→ Problem to work on
Report each line of the entries below that has the word "title" in it.

#### Source records ####

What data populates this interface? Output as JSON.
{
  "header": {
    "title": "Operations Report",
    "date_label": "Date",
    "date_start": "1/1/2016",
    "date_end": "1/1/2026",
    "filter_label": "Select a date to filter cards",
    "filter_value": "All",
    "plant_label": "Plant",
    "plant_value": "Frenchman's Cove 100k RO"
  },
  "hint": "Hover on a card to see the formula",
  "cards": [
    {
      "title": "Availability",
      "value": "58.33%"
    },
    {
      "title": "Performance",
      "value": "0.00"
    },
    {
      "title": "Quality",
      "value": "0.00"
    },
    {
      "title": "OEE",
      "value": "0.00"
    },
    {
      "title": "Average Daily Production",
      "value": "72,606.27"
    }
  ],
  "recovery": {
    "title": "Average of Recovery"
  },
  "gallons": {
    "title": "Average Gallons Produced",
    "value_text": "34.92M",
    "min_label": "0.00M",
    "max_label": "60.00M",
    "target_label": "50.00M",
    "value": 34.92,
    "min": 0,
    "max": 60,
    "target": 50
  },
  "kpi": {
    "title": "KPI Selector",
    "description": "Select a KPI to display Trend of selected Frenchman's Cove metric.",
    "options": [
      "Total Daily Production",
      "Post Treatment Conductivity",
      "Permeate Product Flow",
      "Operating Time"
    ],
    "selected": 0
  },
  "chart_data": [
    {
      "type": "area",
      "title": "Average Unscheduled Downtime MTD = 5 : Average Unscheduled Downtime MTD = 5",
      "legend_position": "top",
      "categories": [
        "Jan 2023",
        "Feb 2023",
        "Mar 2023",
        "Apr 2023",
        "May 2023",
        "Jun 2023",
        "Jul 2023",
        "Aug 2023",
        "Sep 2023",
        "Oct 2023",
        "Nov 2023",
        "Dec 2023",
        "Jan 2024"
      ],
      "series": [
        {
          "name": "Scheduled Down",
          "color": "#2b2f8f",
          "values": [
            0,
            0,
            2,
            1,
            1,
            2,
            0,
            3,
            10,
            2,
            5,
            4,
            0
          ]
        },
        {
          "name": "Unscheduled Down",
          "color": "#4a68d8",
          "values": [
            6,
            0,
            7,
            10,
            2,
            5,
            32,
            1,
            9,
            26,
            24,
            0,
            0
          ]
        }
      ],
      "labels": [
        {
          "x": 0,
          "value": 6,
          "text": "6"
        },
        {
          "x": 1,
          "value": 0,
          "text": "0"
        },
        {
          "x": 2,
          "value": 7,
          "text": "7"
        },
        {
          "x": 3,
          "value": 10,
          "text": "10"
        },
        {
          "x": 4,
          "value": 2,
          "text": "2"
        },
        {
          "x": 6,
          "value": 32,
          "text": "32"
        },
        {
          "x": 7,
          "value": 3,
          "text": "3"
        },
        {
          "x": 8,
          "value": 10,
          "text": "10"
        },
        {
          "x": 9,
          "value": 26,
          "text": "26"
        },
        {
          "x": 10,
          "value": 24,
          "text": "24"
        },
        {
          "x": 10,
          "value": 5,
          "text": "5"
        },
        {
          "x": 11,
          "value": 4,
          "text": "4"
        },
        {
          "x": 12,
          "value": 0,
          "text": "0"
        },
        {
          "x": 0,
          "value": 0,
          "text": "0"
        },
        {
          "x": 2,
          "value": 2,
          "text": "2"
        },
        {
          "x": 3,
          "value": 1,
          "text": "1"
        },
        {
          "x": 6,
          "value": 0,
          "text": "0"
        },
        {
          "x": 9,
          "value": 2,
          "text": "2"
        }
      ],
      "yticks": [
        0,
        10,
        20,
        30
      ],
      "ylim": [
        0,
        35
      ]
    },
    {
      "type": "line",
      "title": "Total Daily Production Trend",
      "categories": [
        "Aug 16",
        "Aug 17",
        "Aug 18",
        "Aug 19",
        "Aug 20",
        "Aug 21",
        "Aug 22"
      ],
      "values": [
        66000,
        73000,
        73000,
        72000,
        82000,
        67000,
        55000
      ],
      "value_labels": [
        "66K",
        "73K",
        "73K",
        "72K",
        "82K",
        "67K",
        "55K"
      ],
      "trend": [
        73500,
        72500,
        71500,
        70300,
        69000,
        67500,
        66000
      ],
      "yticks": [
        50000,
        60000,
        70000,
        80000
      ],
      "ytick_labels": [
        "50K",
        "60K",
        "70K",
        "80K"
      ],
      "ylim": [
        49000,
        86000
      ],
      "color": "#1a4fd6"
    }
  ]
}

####

→ Written answer
    "title": "Operations Report",
      "title": "Availability",
      "title": "Performance",
      "title": "Quality",
      "title": "OEE",
      "title": "Average Daily Production",
    "title": "Average of Recovery"
    "title": "Average Gallons Produced",
    "title": "KPI Selector",
      "title": "Average Unscheduled Downtime MTD = 5 : Average Unscheduled Downtime MTD = 5",
      "title": "Total Daily Production Trend",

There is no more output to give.